A morning cup of joe should be harmless to your natural sleep cycle. You must be wondering: “Can one cup of coffee in the morning affect sleep.” It shouldn’t matter, should it?
Although there is one research that mentions how caffeine consumed within the day has an impact on sleep. It may not be how easy you can go to dreamland, but rather how well your trip to dreamland will be.
I am talking about how deep the sleep will be and how long it will be for you.
As mentioned in earlier sections, there’s a possibility that although there aren’t any noticeable effects, your caffeine fix could impact the quality of your sleep.
How long does caffeine affect sleep?
Even after six hours of consuming a caffeinated beverage, half of the caffeine will remain in your body.
It keeps you alert. But also restless and sleepless.
And, if it's bedtime, it's keeping you awake.
To reiterate, caffeine has the potential to disrupt your sleep. The most obvious effect of the stimulant is that it can make falling asleep difficult.
The caffeine in coffee can also cause your body clock to be delayed. These side effects will unfortunately shorten your total sleep time.
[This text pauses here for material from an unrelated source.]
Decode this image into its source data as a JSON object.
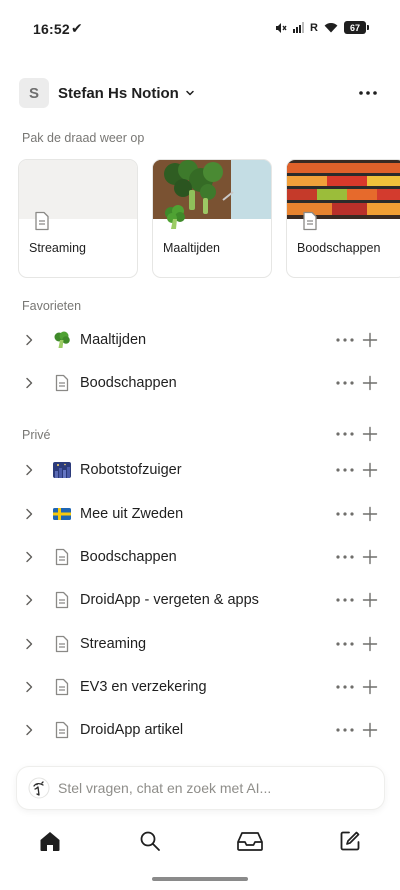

What amount of caffeine affects sleep?
Even just 100mg of coffee can affect your sleep. As I mentioned in an earlier section, even decaf could still impact how easily you can snooze as well as the quality of sleep.
To avoid caffeine affecting your sleep, take special note of your caffeine consumption in the 1-2 hours before bed. A 100mg dose around bedtime reduces the ability to fall and stay asleep.
According to the U.S. Food and Drug Administration, 400mg is the recommended daily limit for the average healthy adult. Drinking coffee 6 hours close to your bedtime is going to mess with your beauty sleep.
Over this limit, consuming coffee and other caffeine-infused food and drinks will negatively affect your sleep schedule and quality. and even your daytime functions.
Sleeping after drinking coffee
Caffeine can reduce sleep by more than an hour. And this is even after 6 hours of drinking it.
Knowing this, you can try to go for a walk, drink lots of water, or take a warm bath. Any of these can help you out with getting that much-needed zizz.
Which of the items on the list do you want to try out at home? Let us know in the comments below! 👇